- What are some of the problems with this solution/product?
- Are there reviews of this product/company?
We call these The Big 5, and while, they're not the only questions your buyers will have, they are a good place to start creating.
Remember to talk to sales!
In addition to The Big 5, talk with your sales team and ask them to write down the top 25 questions they hear most frequently from prospects. These are questions they will benefit from having a resource to address.
2. Teach sales when to use the content created
Once you've written answers to these topics in blog articles, don’t wait for people to find the content on their own through search.
Instead, put it into the hands of your sales team.
Sales has told you the most pressing questions prospects have and marketing (and maybe others on the team) have answered those questions through content.
Your sales team can now use this content to save time and help prospects better prepare for sales conversations — or even disqualify themselves.
In our experience, many salespeople would be more than happy to use content in their sales cycle, but often don’t know when or how to.
Marketing should educate sales reps on the different use cases for each piece they create.
Use your revenue team meeting (or another regularly scheduled meeting between sales and marketing owners) to keep sales apprised of what content has been created and explain how they can use it.
For example, assignment selling can be useful after a prospect fills out a form on your website.
After someone fills out a sales call request form, you may be tempted to simply send an email that says “Great, here's the date and time to confirm!"
However, with assignment selling in mind, you should go the extra mile by sharing a few resources that can prepare the prospect for the meeting.
3. Make the content easy to access for all
If your content isn’t easy to find on your website, both your website visitors and your salespeople won’t be able to get the answers they’re looking for.

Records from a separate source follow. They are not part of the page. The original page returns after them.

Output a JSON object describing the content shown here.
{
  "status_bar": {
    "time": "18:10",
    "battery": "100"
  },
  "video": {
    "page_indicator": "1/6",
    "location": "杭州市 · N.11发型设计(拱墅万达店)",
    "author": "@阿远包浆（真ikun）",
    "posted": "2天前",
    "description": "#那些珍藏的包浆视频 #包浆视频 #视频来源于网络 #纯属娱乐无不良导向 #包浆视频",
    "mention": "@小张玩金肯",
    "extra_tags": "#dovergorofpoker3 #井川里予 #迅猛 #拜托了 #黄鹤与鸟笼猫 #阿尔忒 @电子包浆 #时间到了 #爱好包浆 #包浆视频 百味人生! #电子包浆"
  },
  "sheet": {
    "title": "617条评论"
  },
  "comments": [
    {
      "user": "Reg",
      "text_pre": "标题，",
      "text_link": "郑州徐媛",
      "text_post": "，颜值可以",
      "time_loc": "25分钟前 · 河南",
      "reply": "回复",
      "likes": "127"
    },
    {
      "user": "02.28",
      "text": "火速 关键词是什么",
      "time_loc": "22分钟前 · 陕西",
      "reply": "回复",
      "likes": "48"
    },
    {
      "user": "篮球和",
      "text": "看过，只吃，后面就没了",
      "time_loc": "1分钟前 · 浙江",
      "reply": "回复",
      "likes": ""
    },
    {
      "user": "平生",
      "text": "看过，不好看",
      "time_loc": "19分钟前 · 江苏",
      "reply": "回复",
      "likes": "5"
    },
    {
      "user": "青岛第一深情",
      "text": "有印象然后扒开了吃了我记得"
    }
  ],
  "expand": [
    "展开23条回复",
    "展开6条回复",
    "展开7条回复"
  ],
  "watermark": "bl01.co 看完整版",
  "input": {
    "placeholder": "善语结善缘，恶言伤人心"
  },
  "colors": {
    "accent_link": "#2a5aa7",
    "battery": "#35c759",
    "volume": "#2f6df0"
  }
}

With this in mind, show your sales team how to navigate your company’s website.
Much of your sales enablement content should be readily available on your website via your service pages or blog. Some specific information (i.e. pricing) may even have its own dedicated page.
You can also work with your sales team to create a spreadsheet or repository they can bookmark that includes links to the content that has been created.

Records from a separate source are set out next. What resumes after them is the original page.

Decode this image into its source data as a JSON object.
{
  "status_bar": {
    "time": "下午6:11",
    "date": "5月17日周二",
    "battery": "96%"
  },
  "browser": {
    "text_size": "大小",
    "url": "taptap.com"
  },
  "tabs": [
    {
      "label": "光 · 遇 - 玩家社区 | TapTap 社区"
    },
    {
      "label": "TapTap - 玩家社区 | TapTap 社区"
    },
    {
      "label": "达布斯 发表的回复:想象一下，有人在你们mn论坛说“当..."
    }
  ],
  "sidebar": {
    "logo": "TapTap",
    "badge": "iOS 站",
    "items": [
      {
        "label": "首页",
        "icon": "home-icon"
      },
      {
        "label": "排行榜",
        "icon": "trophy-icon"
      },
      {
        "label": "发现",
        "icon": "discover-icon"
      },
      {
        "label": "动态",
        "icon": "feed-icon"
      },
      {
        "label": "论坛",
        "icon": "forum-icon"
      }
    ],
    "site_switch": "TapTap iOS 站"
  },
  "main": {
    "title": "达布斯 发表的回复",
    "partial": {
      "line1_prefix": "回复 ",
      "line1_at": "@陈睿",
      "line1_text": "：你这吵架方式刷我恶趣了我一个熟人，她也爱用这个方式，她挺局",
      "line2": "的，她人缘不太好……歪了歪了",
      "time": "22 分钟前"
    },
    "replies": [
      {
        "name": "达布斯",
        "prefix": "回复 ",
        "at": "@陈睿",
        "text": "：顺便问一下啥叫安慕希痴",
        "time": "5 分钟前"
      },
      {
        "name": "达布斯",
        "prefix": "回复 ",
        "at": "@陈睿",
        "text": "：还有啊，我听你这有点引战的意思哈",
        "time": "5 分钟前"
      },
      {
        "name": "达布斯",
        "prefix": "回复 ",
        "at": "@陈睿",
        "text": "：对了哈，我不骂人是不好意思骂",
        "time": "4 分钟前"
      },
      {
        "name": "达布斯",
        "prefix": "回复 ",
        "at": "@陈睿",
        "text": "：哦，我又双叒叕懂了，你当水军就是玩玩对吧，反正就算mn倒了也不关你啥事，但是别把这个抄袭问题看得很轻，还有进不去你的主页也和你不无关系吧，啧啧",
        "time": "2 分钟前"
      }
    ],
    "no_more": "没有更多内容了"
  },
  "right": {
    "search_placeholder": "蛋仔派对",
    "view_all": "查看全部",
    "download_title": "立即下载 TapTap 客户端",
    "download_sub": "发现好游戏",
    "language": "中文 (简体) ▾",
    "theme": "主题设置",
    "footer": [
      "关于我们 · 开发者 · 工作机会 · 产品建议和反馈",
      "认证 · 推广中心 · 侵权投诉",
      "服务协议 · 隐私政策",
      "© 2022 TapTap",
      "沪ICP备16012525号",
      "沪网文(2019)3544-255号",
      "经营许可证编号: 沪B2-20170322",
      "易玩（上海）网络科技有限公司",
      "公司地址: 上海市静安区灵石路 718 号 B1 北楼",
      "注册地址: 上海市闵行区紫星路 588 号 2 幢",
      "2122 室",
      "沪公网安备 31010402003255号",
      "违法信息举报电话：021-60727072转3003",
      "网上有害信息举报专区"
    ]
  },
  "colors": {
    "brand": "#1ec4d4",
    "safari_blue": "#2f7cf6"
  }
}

Below you’ll get a glimpse into IMPACT’s own internal assignment selling spreadsheet that includes the types of services we sell along with content that should be reviewed by prospects before a sales appointment.

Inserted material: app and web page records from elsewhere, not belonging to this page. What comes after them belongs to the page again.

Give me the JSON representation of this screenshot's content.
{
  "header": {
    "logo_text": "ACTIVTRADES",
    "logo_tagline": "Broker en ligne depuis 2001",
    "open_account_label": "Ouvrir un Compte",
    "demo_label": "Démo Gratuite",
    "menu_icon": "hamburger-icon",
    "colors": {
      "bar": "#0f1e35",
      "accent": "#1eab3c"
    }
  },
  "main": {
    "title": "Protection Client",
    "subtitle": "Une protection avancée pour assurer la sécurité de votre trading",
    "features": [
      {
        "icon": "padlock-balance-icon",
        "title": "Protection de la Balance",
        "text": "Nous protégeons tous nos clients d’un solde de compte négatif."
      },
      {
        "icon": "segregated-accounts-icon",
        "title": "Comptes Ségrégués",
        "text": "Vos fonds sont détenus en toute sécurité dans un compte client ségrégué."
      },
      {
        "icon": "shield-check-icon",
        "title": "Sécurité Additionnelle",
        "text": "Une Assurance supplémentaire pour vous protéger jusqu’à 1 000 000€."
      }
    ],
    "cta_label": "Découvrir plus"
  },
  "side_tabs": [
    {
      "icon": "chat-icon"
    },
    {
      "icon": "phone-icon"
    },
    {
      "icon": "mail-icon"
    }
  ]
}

There’s even a section for including topics that have been requested but are yet to be written.
But won't we scare buyers away?
One of the biggest objections sales reps have about assignment selling is, if I assign content, will it make the prospect cancel the sales appointment?
And it’s true — if you’re giving people the best education possible, some of that content may make them realize they’re not a good fit for what you sell.
Assignment selling may influence some unfit customers to exit the buying funnel, but that’s a good thing.
Just as Marcus saw the number of sales appointments decline, his closing rates for the remaining sales appointments increased.
That's because he was only meeting with prospects that had been educated thoroughly on his products and wanted to continue forward.
When you use assignment selling, you help yourself avoid sales appointments that end in a quick disqualification.
Start selling smarter
Now that you have a better idea of what assignment selling is, why it’s important, and how you can implement it, it’s time to start doing it.
First, meet with your sales team and get their top list of most asked questions on a sales call.
Identify if you already have these answers on your website.
If not, add those questions to your content calendar to create ASAP.
Make a repository for sales so they can easily access links to the content, and educate them on how and when to use the resources.
After some time, follow up with your sales teams to see the impact that assignment selling is having on their sales calls and to learn if anything new is needed.
If you want to learn more about assignment selling, check out our free course, "Assignment Selling: Content Is Your Greatest Sales Tool."
Wondering where to begin?